What you should do: Nothing but the pictures should go missing; return all the entries below exactly.

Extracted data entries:
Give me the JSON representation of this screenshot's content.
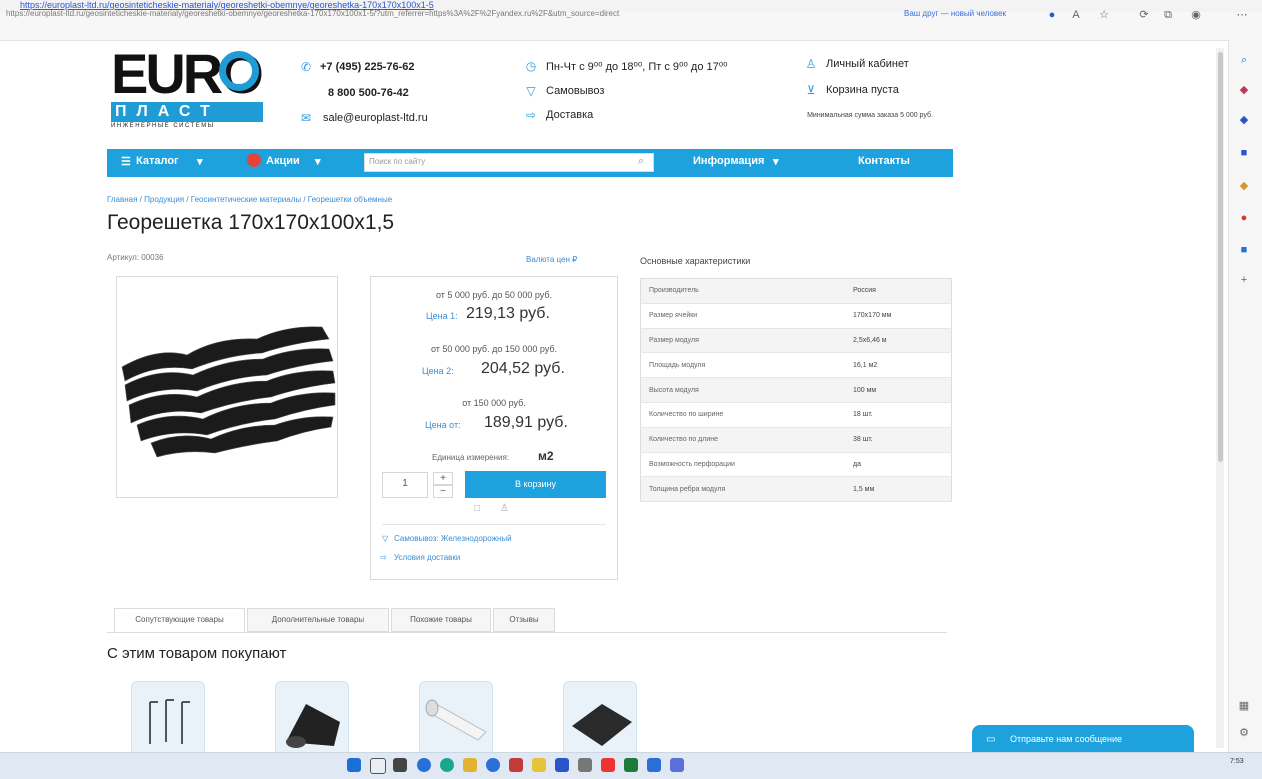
{
  "browser": {
    "bookmarks_text": "https://europlast-ltd.ru/geosinteticheskie-materialy/georeshetki-obemnye/georeshetka-170x170x100x1-5",
    "url": "https://europlast-ltd.ru/geosinteticheskie-materialy/georeshetki-obemnye/georeshetka-170x170x100x1-5/?utm_referrer=https%3A%2F%2Fyandex.ru%2F&utm_source=direct",
    "suggest": "Ваш друг — новый человек"
  },
  "header": {
    "logo_top": "EURO",
    "logo_mid": "ПЛАСТ",
    "logo_sub": "ИНЖЕНЕРНЫЕ СИСТЕМЫ",
    "phone1": "+7 (495) 225-76-62",
    "phone2": "8 800 500-76-42",
    "email": "sale@europlast-ltd.ru",
    "hours": "Пн-Чт с 9⁰⁰ до 18⁰⁰, Пт с 9⁰⁰ до 17⁰⁰",
    "pickup": "Самовывоз",
    "delivery": "Доставка",
    "account": "Личный кабинет",
    "cart": "Корзина пуста",
    "min_sum": "Минимальная сумма заказа 5 000 руб."
  },
  "nav": {
    "catalog": "Каталог",
    "sales": "Акции",
    "search_placeholder": "Поиск по сайту",
    "info": "Информация",
    "contacts": "Контакты"
  },
  "product": {
    "breadcrumb": "Главная / Продукция / Геосинтетические материалы / Георешетки объемные",
    "title": "Георешетка 170х170х100х1,5",
    "sku": "Артикул: 00036",
    "currency_link": "Валюта цен ₽",
    "prices": [
      {
        "range": "от 5 000 руб. до 50 000 руб.",
        "label": "Цена 1:",
        "value": "219,13 руб."
      },
      {
        "range": "от 50 000 руб. до 150 000 руб.",
        "label": "Цена 2:",
        "value": "204,52 руб."
      },
      {
        "range": "от 150 000 руб.",
        "label": "Цена от:",
        "value": "189,91 руб."
      }
    ],
    "unit_label": "Единица измерения:",
    "unit_value": "м2",
    "qty": "1",
    "cart_button": "В корзину",
    "pickup_link": "Самовывоз: Железнодорожный",
    "delivery_link": "Условия доставки"
  },
  "specs": {
    "title": "Основные характеристики",
    "rows": [
      {
        "name": "Производитель",
        "value": "Россия"
      },
      {
        "name": "Размер ячейки",
        "value": "170х170 мм"
      },
      {
        "name": "Размер модуля",
        "value": "2,5х6,46 м"
      },
      {
        "name": "Площадь модуля",
        "value": "16,1 м2"
      },
      {
        "name": "Высота модуля",
        "value": "100 мм"
      },
      {
        "name": "Количество по ширине",
        "value": "18 шт."
      },
      {
        "name": "Количество по длине",
        "value": "38 шт."
      },
      {
        "name": "Возможность перфорации",
        "value": "да"
      },
      {
        "name": "Толщина ребра модуля",
        "value": "1,5 мм"
      }
    ]
  },
  "tabs": [
    "Сопутствующие товары",
    "Дополнительные товары",
    "Похожие товары",
    "Отзывы"
  ],
  "related_title": "С этим товаром покупают",
  "chat": {
    "label": "Отправьте нам сообщение"
  },
  "taskbar": {
    "clock": "7:53"
  },
  "colors": {
    "brand_blue": "#1ea2de",
    "link_blue": "#3a8ed6"
  }
}
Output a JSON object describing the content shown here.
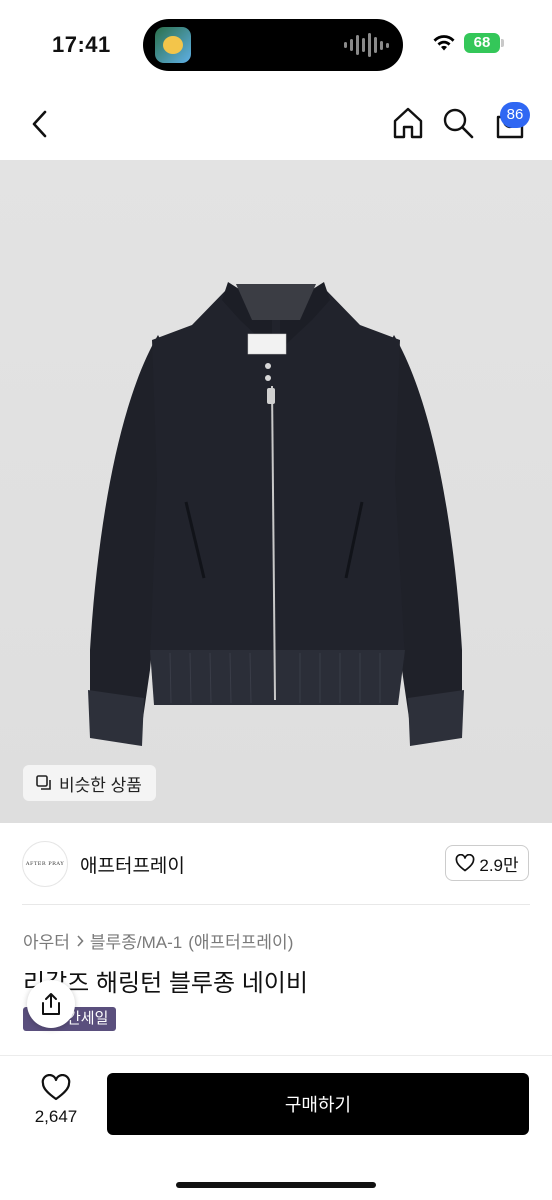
{
  "status_bar": {
    "time": "17:41",
    "battery": "68",
    "island_app_icon": "podcast-app-icon",
    "wifi_icon": "wifi-icon"
  },
  "nav": {
    "back_icon": "chevron-left-icon",
    "home_icon": "home-icon",
    "search_icon": "search-icon",
    "cart_icon": "shopping-bag-icon",
    "cart_count": "86"
  },
  "product_image": {
    "subject": "navy wool zip-up blouson jacket",
    "similar_label": "비슷한 상품",
    "similar_icon": "copy-icon"
  },
  "seller": {
    "avatar_text": "AFTER PRAY",
    "name": "애프터프레이",
    "likes": "2.9만",
    "like_icon": "heart-outline-icon"
  },
  "product": {
    "breadcrumb": [
      "아우터",
      "블루종/MA-1",
      "(애프터프레이)"
    ],
    "title": "리갈즈 해링턴 블루종 네이비",
    "badge": "한정세일",
    "badge_visible": "간세일",
    "share_icon": "share-icon"
  },
  "bottom_bar": {
    "wish_icon": "heart-outline-icon",
    "wish_count": "2,647",
    "buy_label": "구매하기"
  },
  "colors": {
    "badge_bg": "#5a4f7d",
    "cart_badge": "#2f67f3",
    "buy_button": "#000000",
    "battery": "#34c759",
    "image_bg": "#e0e0e0",
    "jacket": "#20222b"
  }
}
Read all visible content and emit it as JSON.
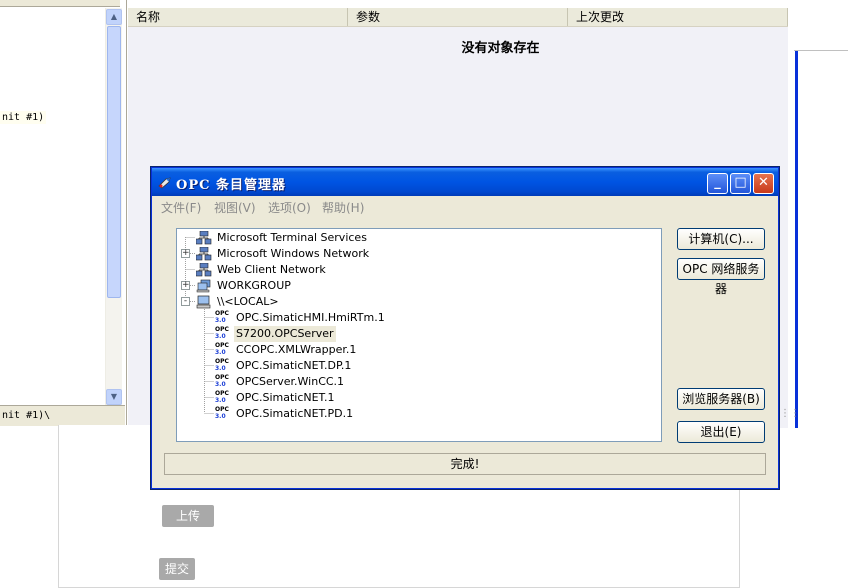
{
  "background": {
    "left_tag_1": "nit #1)",
    "left_tag_2": "nit #1)\\",
    "list_columns": [
      "名称",
      "参数",
      "上次更改"
    ],
    "empty_message": "没有对象存在",
    "upload_button": "上传",
    "submit_button": "提交"
  },
  "dialog": {
    "title": "OPC 条目管理器",
    "menu": [
      "文件(F)",
      "视图(V)",
      "选项(O)",
      "帮助(H)"
    ],
    "tree": [
      {
        "label": "Microsoft Terminal Services",
        "icon": "network-icon",
        "expander": ""
      },
      {
        "label": "Microsoft Windows Network",
        "icon": "network-icon",
        "expander": "+"
      },
      {
        "label": "Web Client Network",
        "icon": "network-icon",
        "expander": ""
      },
      {
        "label": "WORKGROUP",
        "icon": "workgroup-icon",
        "expander": "+"
      },
      {
        "label": "\\\\<LOCAL>",
        "icon": "computer-icon",
        "expander": "-"
      },
      {
        "label": "OPC.SimaticHMI.HmiRTm.1",
        "icon": "opc-server-icon"
      },
      {
        "label": "S7200.OPCServer",
        "icon": "opc-server-icon",
        "selected": true
      },
      {
        "label": "CCOPC.XMLWrapper.1",
        "icon": "opc-server-icon"
      },
      {
        "label": "OPC.SimaticNET.DP.1",
        "icon": "opc-server-icon"
      },
      {
        "label": "OPCServer.WinCC.1",
        "icon": "opc-server-icon"
      },
      {
        "label": "OPC.SimaticNET.1",
        "icon": "opc-server-icon"
      },
      {
        "label": "OPC.SimaticNET.PD.1",
        "icon": "opc-server-icon"
      }
    ],
    "opc_icon_top": "OPC",
    "opc_icon_bottom": "3.0",
    "buttons": {
      "computer": "计算机(C)...",
      "opc_network": "OPC 网络服务器",
      "browse": "浏览服务器(B)",
      "exit": "退出(E)"
    },
    "status": "完成!",
    "window_controls": {
      "minimize": "_",
      "maximize": "□",
      "close": "✕"
    }
  },
  "colors": {
    "titlebar": "#0054e3",
    "dialog_face": "#ece9d8",
    "tree_border": "#7f9db9",
    "close_button": "#c8391b"
  }
}
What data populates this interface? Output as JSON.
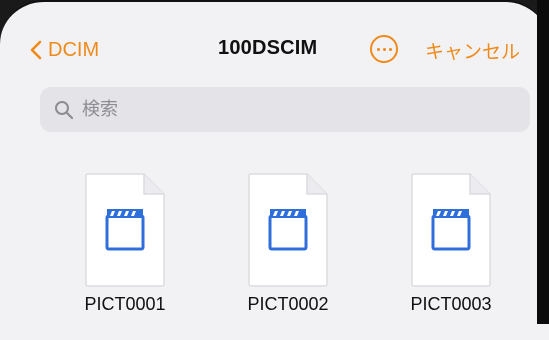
{
  "nav": {
    "back_label": "DCIM",
    "title": "100DSCIM",
    "cancel_label": "キャンセル"
  },
  "search": {
    "placeholder": "検索"
  },
  "files": [
    {
      "name": "PICT0001",
      "icon": "video-file-icon"
    },
    {
      "name": "PICT0002",
      "icon": "video-file-icon"
    },
    {
      "name": "PICT0003",
      "icon": "video-file-icon"
    }
  ],
  "colors": {
    "accent": "#ef8a1a",
    "background": "#f2f2f4",
    "search_field": "#e3e3e8",
    "clapper_blue": "#2f6fdb"
  }
}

Output below:
Give me the JSON representation of this screenshot's content.
{
  "browser": {
    "bookmarks_text": "https://europlast-ltd.ru/geosinteticheskie-materialy/georeshetki-obemnye/georeshetka-170x170x100x1-5",
    "url": "https://europlast-ltd.ru/geosinteticheskie-materialy/georeshetki-obemnye/georeshetka-170x170x100x1-5/?utm_referrer=https%3A%2F%2Fyandex.ru%2F&utm_source=direct",
    "suggest": "Ваш друг — новый человек"
  },
  "header": {
    "logo_top": "EURO",
    "logo_mid": "ПЛАСТ",
    "logo_sub": "ИНЖЕНЕРНЫЕ СИСТЕМЫ",
    "phone1": "+7 (495) 225-76-62",
    "phone2": "8 800 500-76-42",
    "email": "sale@europlast-ltd.ru",
    "hours": "Пн-Чт с 9⁰⁰ до 18⁰⁰, Пт с 9⁰⁰ до 17⁰⁰",
    "pickup": "Самовывоз",
    "delivery": "Доставка",
    "account": "Личный кабинет",
    "cart": "Корзина пуста",
    "min_sum": "Минимальная сумма заказа 5 000 руб."
  },
  "nav": {
    "catalog": "Каталог",
    "sales": "Акции",
    "search_placeholder": "Поиск по сайту",
    "info": "Информация",
    "contacts": "Контакты"
  },
  "product": {
    "breadcrumb": "Главная / Продукция / Геосинтетические материалы / Георешетки объемные",
    "title": "Георешетка 170х170х100х1,5",
    "sku": "Артикул: 00036",
    "currency_link": "Валюта цен ₽",
    "prices": [
      {
        "range": "от 5 000 руб. до 50 000 руб.",
        "label": "Цена 1:",
        "value": "219,13 руб."
      },
      {
        "range": "от 50 000 руб. до 150 000 руб.",
        "label": "Цена 2:",
        "value": "204,52 руб."
      },
      {
        "range": "от 150 000 руб.",
        "label": "Цена от:",
        "value": "189,91 руб."
      }
    ],
    "unit_label": "Единица измерения:",
    "unit_value": "м2",
    "qty": "1",
    "cart_button": "В корзину",
    "pickup_link": "Самовывоз: Железнодорожный",
    "delivery_link": "Условия доставки"
  },
  "specs": {
    "title": "Основные характеристики",
    "rows": [
      {
        "name": "Производитель",
        "value": "Россия"
      },
      {
        "name": "Размер ячейки",
        "value": "170х170 мм"
      },
      {
        "name": "Размер модуля",
        "value": "2,5х6,46 м"
      },
      {
        "name": "Площадь модуля",
        "value": "16,1 м2"
      },
      {
        "name": "Высота модуля",
        "value": "100 мм"
      },
      {
        "name": "Количество по ширине",
        "value": "18 шт."
      },
      {
        "name": "Количество по длине",
        "value": "38 шт."
      },
      {
        "name": "Возможность перфорации",
        "value": "да"
      },
      {
        "name": "Толщина ребра модуля",
        "value": "1,5 мм"
      }
    ]
  },
  "tabs": [
    "Сопутствующие товары",
    "Дополнительные товары",
    "Похожие товары",
    "Отзывы"
  ],
  "related_title": "С этим товаром покупают",
  "chat": {
    "label": "Отправьте нам сообщение"
  },
  "taskbar": {
    "clock": "7:53"
  },
  "colors": {
    "brand_blue": "#1ea2de",
    "link_blue": "#3a8ed6"
  }
}
Output a JSON object describing the content shown here.
{
  "status_bar": {
    "time": "17:41",
    "battery": "68",
    "island_app_icon": "podcast-app-icon",
    "wifi_icon": "wifi-icon"
  },
  "nav": {
    "back_icon": "chevron-left-icon",
    "home_icon": "home-icon",
    "search_icon": "search-icon",
    "cart_icon": "shopping-bag-icon",
    "cart_count": "86"
  },
  "product_image": {
    "subject": "navy wool zip-up blouson jacket",
    "similar_label": "비슷한 상품",
    "similar_icon": "copy-icon"
  },
  "seller": {
    "avatar_text": "AFTER PRAY",
    "name": "애프터프레이",
    "likes": "2.9만",
    "like_icon": "heart-outline-icon"
  },
  "product": {
    "breadcrumb": [
      "아우터",
      "블루종/MA-1",
      "(애프터프레이)"
    ],
    "title": "리갈즈 해링턴 블루종 네이비",
    "badge": "한정세일",
    "badge_visible": "간세일",
    "share_icon": "share-icon"
  },
  "bottom_bar": {
    "wish_icon": "heart-outline-icon",
    "wish_count": "2,647",
    "buy_label": "구매하기"
  },
  "colors": {
    "badge_bg": "#5a4f7d",
    "cart_badge": "#2f67f3",
    "buy_button": "#000000",
    "battery": "#34c759",
    "image_bg": "#e0e0e0",
    "jacket": "#20222b"
  }
}
Read all visible content and emit it as JSON.
{
  "background": {
    "left_tag_1": "nit #1)",
    "left_tag_2": "nit #1)\\",
    "list_columns": [
      "名称",
      "参数",
      "上次更改"
    ],
    "empty_message": "没有对象存在",
    "upload_button": "上传",
    "submit_button": "提交"
  },
  "dialog": {
    "title": "OPC 条目管理器",
    "menu": [
      "文件(F)",
      "视图(V)",
      "选项(O)",
      "帮助(H)"
    ],
    "tree": [
      {
        "label": "Microsoft Terminal Services",
        "icon": "network-icon",
        "expander": ""
      },
      {
        "label": "Microsoft Windows Network",
        "icon": "network-icon",
        "expander": "+"
      },
      {
        "label": "Web Client Network",
        "icon": "network-icon",
        "expander": ""
      },
      {
        "label": "WORKGROUP",
        "icon": "workgroup-icon",
        "expander": "+"
      },
      {
        "label": "\\\\<LOCAL>",
        "icon": "computer-icon",
        "expander": "-"
      },
      {
        "label": "OPC.SimaticHMI.HmiRTm.1",
        "icon": "opc-server-icon"
      },
      {
        "label": "S7200.OPCServer",
        "icon": "opc-server-icon",
        "selected": true
      },
      {
        "label": "CCOPC.XMLWrapper.1",
        "icon": "opc-server-icon"
      },
      {
        "label": "OPC.SimaticNET.DP.1",
        "icon": "opc-server-icon"
      },
      {
        "label": "OPCServer.WinCC.1",
        "icon": "opc-server-icon"
      },
      {
        "label": "OPC.SimaticNET.1",
        "icon": "opc-server-icon"
      },
      {
        "label": "OPC.SimaticNET.PD.1",
        "icon": "opc-server-icon"
      }
    ],
    "opc_icon_top": "OPC",
    "opc_icon_bottom": "3.0",
    "buttons": {
      "computer": "计算机(C)...",
      "opc_network": "OPC 网络服务器",
      "browse": "浏览服务器(B)",
      "exit": "退出(E)"
    },
    "status": "完成!",
    "window_controls": {
      "minimize": "_",
      "maximize": "□",
      "close": "✕"
    }
  },
  "colors": {
    "titlebar": "#0054e3",
    "dialog_face": "#ece9d8",
    "tree_border": "#7f9db9",
    "close_button": "#c8391b"
  }
}
What data populates this interface? Output as JSON.
{
  "nav": {
    "back_label": "DCIM",
    "title": "100DSCIM",
    "cancel_label": "キャンセル"
  },
  "search": {
    "placeholder": "検索"
  },
  "files": [
    {
      "name": "PICT0001",
      "icon": "video-file-icon"
    },
    {
      "name": "PICT0002",
      "icon": "video-file-icon"
    },
    {
      "name": "PICT0003",
      "icon": "video-file-icon"
    }
  ],
  "colors": {
    "accent": "#ef8a1a",
    "background": "#f2f2f4",
    "search_field": "#e3e3e8",
    "clapper_blue": "#2f6fdb"
  }
}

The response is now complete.